As the New Jersey Economic Development Authority weighs new tax credits for companies who relocate to Camden, NJ, a liberal think tank is calling the projected economic benefits of those tax breaks inflated. New Jersey Policy Perspective estimates that new tax credits under the Grow New Jersey program could cost the state long-term, and bring in half the increased economic activity projected by the NJEDA.
$58.3 million in tax incentives will be up for consideration this week: $40 million for coatings and sealants company ACTEGA North America and $18.3 million subsidy for Dubell Lumber, both of which are already located less than 30 miles from the city. Those tax credits would join the $1.1 billion the state has promised to 18 companies since the Grow New Jersey program began in 2013.
Jon Whiten, the group’s Vice President, said in a statement that the tax breaks could cost the state a significant amount per job. Most, he said, would simply be relocated from towns in surrounding Camden County into the city, one of the nation’s poorest.
“The 18 companies are required to maintain 3,941 jobs in Camden as part of their deal to receive the $1.1 billion,” he wrote. “When measured as cost per each job, these Camden deals are literally off the charts, at an average cost of $291,000 for each job.
“Of those 3,941 jobs, only 35% are new to the state of New Jersey – and these come at an even steeper cost of $828,000 per job. The rest already exist elsewhere in the state, and are already filled. In the case of Camden, most of these so-called “retained” jobs are not only already in the state of New Jersey – they’re already in the Camden metro area, in Cherry Hill, Moorestown and other neighboring towns.”
Whiten believes the state’s criteria for awarding the tax credits issued under the Grow New Jersey program should include longer timetable and more accountability for creating a net benefit for the state. By NJPP’s calculations, the state is at risk of losing $273 million out of the $534 million it has projected in increased economic activity if it doesn’t change its terms.
“In the past, in order to be approved for a tax break, most projects would need to deliver a benefit to the state of at least 110 percent – in other words, 10 percent more than the dollar value of the subsidy – over the same period that the company was committed to keeping the jobs in-state. This was usually 15 years. If the corporation didn’t meet those promised obligations, it would receive less of a tax break, or none at all,” he continued.
“But now, a project in Camden need only deliver a 100 percent benefit – in other words, break even – over 35 years. But the company is obligated to deliver the proposed jobs and economic activity for only 15 years at most. After that, it can move out of Camden or slash its workforce – and the state would have no recourse to claw back any of the tax credits that have already been issued.”

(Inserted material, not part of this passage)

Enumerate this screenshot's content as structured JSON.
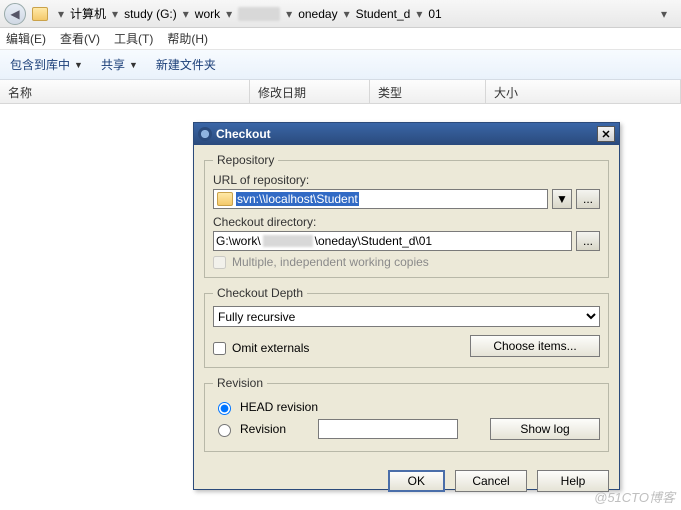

Representatives from the NJEDA were not immediately available for comment.